Add to these the pathetically failed MediaCityUK Public Sector Partners Programme, costing almost £1.5million which mainly fed consultants and managers, and the Council's £161,000 funding for `community engagement strategy' projects which, kind of, disappeared, and it adds up to almost £6million, with very little to show for it - apart from some nouveau docks sculptures dotted around the Quays, while the original heritage is being torn down.
Not so much #nobrainer, Mr Mayor, as `no brains' and `the imagination of a tennis racket'.
The latest hair-brained scheme is to take between £50,000 and £100,000 of the ringfenced funding the Council set aside for the cranes' refurbishment and put it towards a £150,000 mobile phone app `heritage interpretation project', thrilling visitors to Salford Quays with "text and visual images to show the past/ present /potential future of the area, providing prompts to highlight landmarks, key buildings etc" (see here).
Had the Mayor bothered to visit the cranes, he would see that there's already a similar thing there – a QR code stuck on the railings `created by Tales of Things for Salford City Council'. You scan it with your mobile phone and it brings up a photo of the cranes with the text "They are a striking feature, towering over Ontario Basin…many people choose to stop here and admire the view"…
The digital interpretation, even with the cranes next to it, has been so popular that it's had no Facebook `likes' and no Twitter re-tweets, showing the potential appetite for the £150,000 app.
But the ultimate slap in the face for Salford people's heritage comes courtesy of an organisation which receives public funding, called Quays Culture. While the cranes are being demolished tomorrow, it's holding a day of `Quays Culture'…
The bash at MediaCityUK and The Lowry features a Question and Answer session with Quays Culture resident artist John O'Shea, who's been going on about the history of the docks, and who will be discussing his project, The Other Forecast, which "supports research to rapidly realise the transformational impact of digital technologies on aspects of community life, cultural experiences, future society, and the economy."…
Perhaps if he steps outside he'll see that the `transformational impact' is to wipe out `aspects of community life and cultural experiences'.
Also appearing is former Hue and Cry founder, Pat Kane, who will be talking at the University of Salford's MediaCityUK campus about 'Radical Animal: Play, Ecology, Human Nature'… He is another one who needs to step outside. The blurb says he will outline "how he sees consumer capitalism exploit our evolved appetites for novelty, form and the recombination of elements…"
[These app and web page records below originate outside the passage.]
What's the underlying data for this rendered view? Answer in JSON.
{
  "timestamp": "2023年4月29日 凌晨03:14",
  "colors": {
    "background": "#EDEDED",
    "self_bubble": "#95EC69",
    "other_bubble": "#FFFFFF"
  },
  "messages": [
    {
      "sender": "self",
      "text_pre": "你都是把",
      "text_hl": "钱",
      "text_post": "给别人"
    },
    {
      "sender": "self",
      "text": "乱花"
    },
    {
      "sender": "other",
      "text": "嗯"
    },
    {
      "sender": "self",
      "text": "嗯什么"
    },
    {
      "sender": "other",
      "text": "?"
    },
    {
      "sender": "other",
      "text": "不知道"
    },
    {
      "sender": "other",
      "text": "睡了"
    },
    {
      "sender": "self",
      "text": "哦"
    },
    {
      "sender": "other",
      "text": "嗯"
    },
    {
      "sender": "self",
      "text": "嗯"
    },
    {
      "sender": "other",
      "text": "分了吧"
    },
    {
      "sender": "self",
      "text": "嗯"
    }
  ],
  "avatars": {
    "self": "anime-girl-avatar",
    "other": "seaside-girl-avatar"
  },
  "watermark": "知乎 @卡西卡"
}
Replacing real heritage with apps and art circuses surely is `exploiting our evolved appetites for novelty, form and the recombination of elements'.
The Salford Star dares Mr Kane to visit the crane heritage trashing and sing Labour of Love… "I don't need your tricks and treats/ I don't need your ministration, your bad determination/ I've had enough of you, and your super-bad crew…"
Meanwhile, Quays Culture states that "We are inspired by The Quays as a dynamic place where the public, culture, media, business and the aquatic interact on a local and global platform"…after the weekend they will be `interacting' on their own, as the iconic Salford Quays blue cargo cranes will be in the scrap yard, courtesy of our very own Salford City Mayor, Ian Stewart.
We do hope the Mayor will be attending the Quays Culture screening of Water Fools…
Saturday 26th October: Quays Culture Open Day - or Saturday and Sunday 26th and 27th October a free show: `Come and See Your Heritage Trashed' all day - near what's left of the Salford Quays Cargo Cranes Ontario Basin
* Raymond's photos of the last day of the Salford Cranes can be seen by clicking here
Update: 27th October 2013 - Salford Quays Cranes Trashed in £100,000 Execution - click here
See also previous Salford Star articles on the cranes...
Nigel Pivaro Says Stop The Cranes Demolition - click here
Salford Quays Cranes To Be Demolished - click here